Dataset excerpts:
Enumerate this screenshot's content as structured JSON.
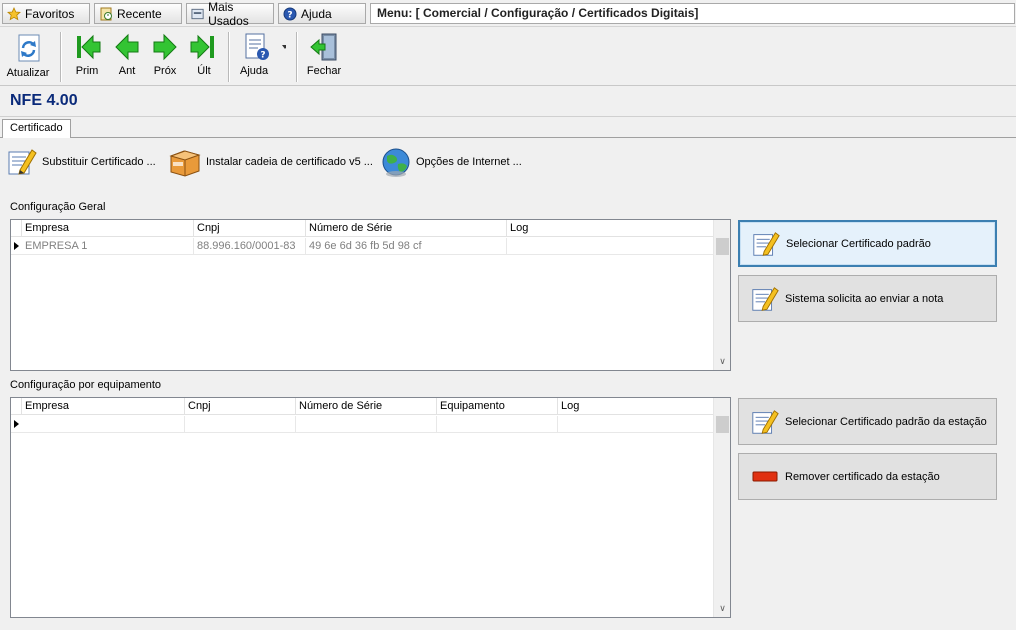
{
  "quickbar": {
    "favoritos": "Favoritos",
    "recente": "Recente",
    "mais_usados": "Mais Usados",
    "ajuda": "Ajuda",
    "menu_path": "Menu: [ Comercial / Configuração / Certificados Digitais]"
  },
  "toolbar": {
    "atualizar": "Atualizar",
    "prim": "Prim",
    "ant": "Ant",
    "prox": "Próx",
    "ult": "Últ",
    "ajuda": "Ajuda",
    "fechar": "Fechar"
  },
  "page_title": "NFE 4.00",
  "tabs": [
    {
      "label": "Certificado"
    }
  ],
  "actions": {
    "substituir": "Substituir Certificado ...",
    "instalar": "Instalar cadeia de certificado v5 ...",
    "opcoes": "Opções de Internet ..."
  },
  "config_geral": {
    "label": "Configuração Geral",
    "columns": [
      "Empresa",
      "Cnpj",
      "Número de Série",
      "Log"
    ],
    "rows": [
      {
        "empresa": "EMPRESA 1",
        "cnpj": "88.996.160/0001-83",
        "serie": "49 6e 6d 36 fb 5d 98 cf",
        "log": ""
      }
    ]
  },
  "config_equip": {
    "label": "Configuração por equipamento",
    "columns": [
      "Empresa",
      "Cnpj",
      "Número de Série",
      "Equipamento",
      "Log"
    ]
  },
  "buttons": {
    "selecionar_padrao": "Selecionar Certificado padrão",
    "sistema_solicita": "Sistema solicita ao enviar a nota",
    "selecionar_estacao": "Selecionar Certificado padrão da estação",
    "remover_estacao": "Remover certificado da estação"
  },
  "colors": {
    "title": "#0a2a7a",
    "nav_green": "#22b022",
    "remove_red": "#e03010"
  }
}
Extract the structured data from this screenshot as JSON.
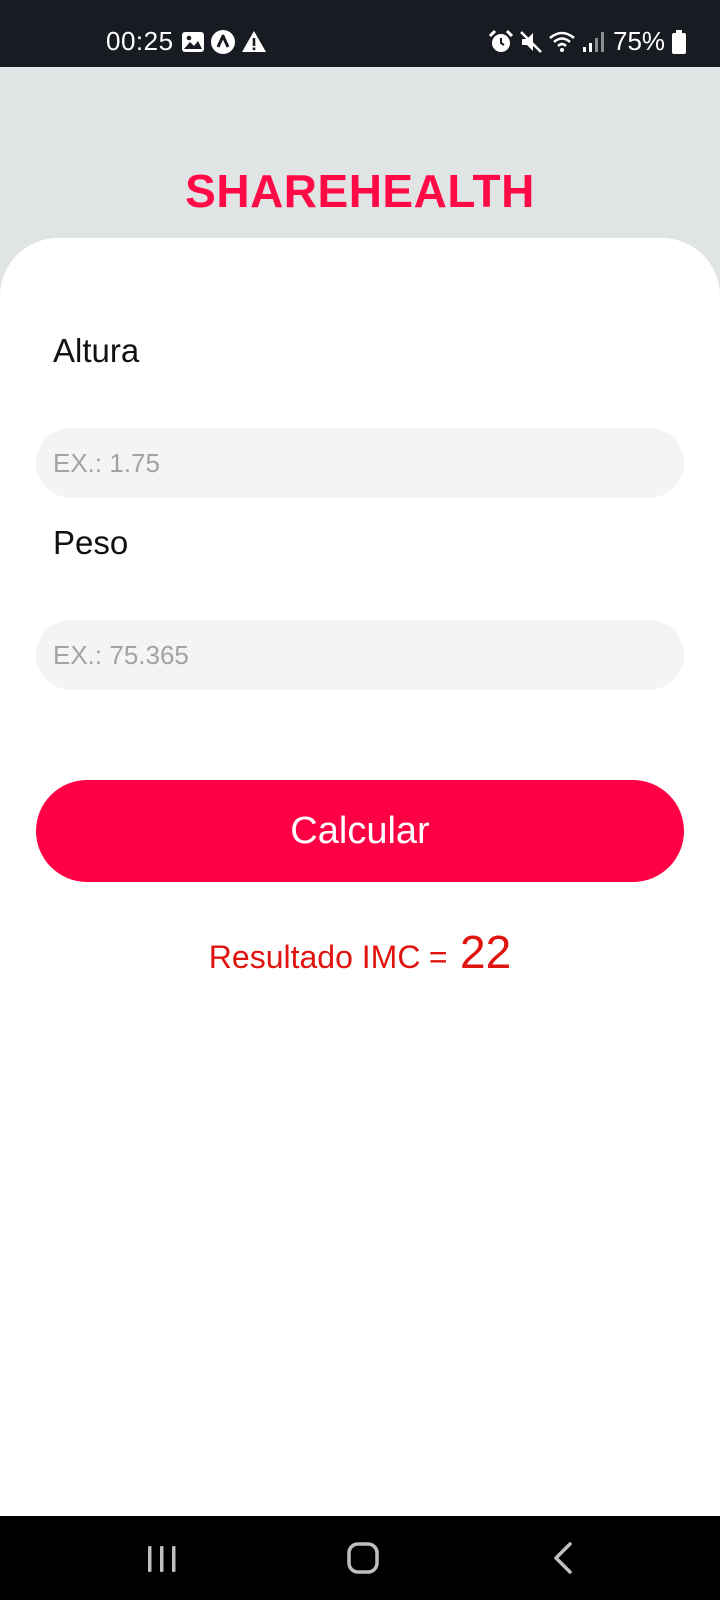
{
  "status_bar": {
    "time": "00:25",
    "battery": "75%",
    "left_icons": [
      "gallery-icon",
      "app-notification-icon",
      "warning-icon"
    ],
    "right_icons": [
      "alarm-icon",
      "mute-icon",
      "wifi-icon",
      "signal-icon",
      "battery-icon"
    ]
  },
  "app": {
    "title": "SHAREHEALTH",
    "accent_color": "#ff0a47"
  },
  "form": {
    "height": {
      "label": "Altura",
      "placeholder": "EX.: 1.75",
      "value": ""
    },
    "weight": {
      "label": "Peso",
      "placeholder": "EX.: 75.365",
      "value": ""
    },
    "calculate_label": "Calcular"
  },
  "result": {
    "label": "Resultado IMC",
    "equals": "=",
    "value": "22",
    "color": "#e0140f"
  },
  "nav_bar": {
    "buttons": [
      "recent-apps-icon",
      "home-icon",
      "back-icon"
    ]
  }
}
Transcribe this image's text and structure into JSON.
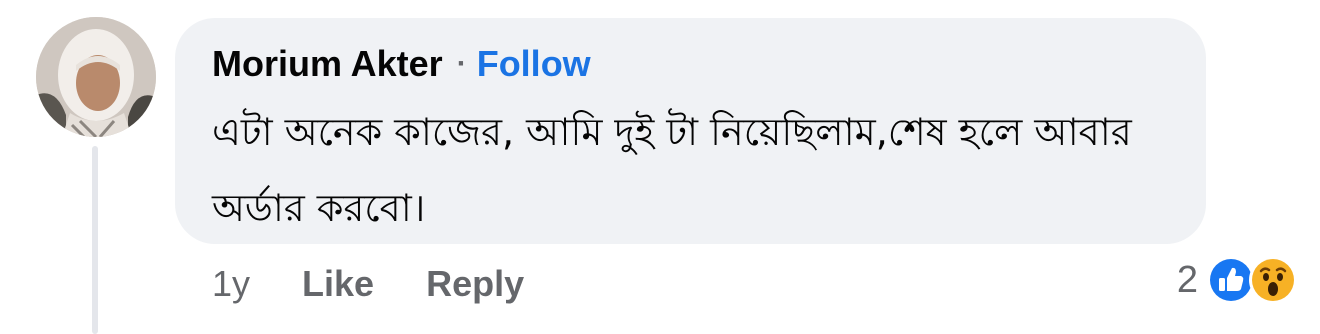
{
  "comment": {
    "author": "Morium Akter",
    "separator": "·",
    "follow_label": "Follow",
    "text": "এটা অনেক কাজের, আমি দুই টা নিয়েছিলাম,শেষ  হলে আবার অর্ডার করবো।"
  },
  "actions": {
    "timestamp": "1y",
    "like_label": "Like",
    "reply_label": "Reply"
  },
  "reactions": {
    "count": "2",
    "icons": [
      "like-icon",
      "wow-icon"
    ]
  },
  "colors": {
    "bubble": "#f0f2f5",
    "follow": "#1b74e4",
    "secondary_text": "#65676b",
    "like_blue": "#1877f2",
    "wow_yellow": "#f7b125"
  }
}
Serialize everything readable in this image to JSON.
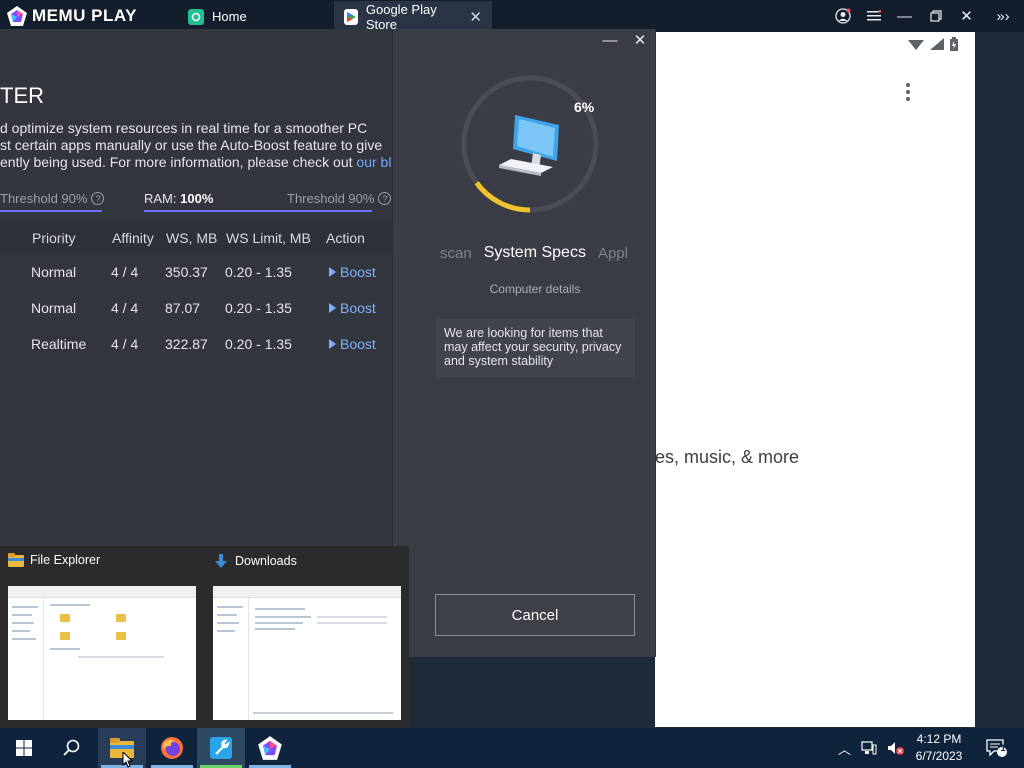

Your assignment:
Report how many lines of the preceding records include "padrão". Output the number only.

Written answer:
2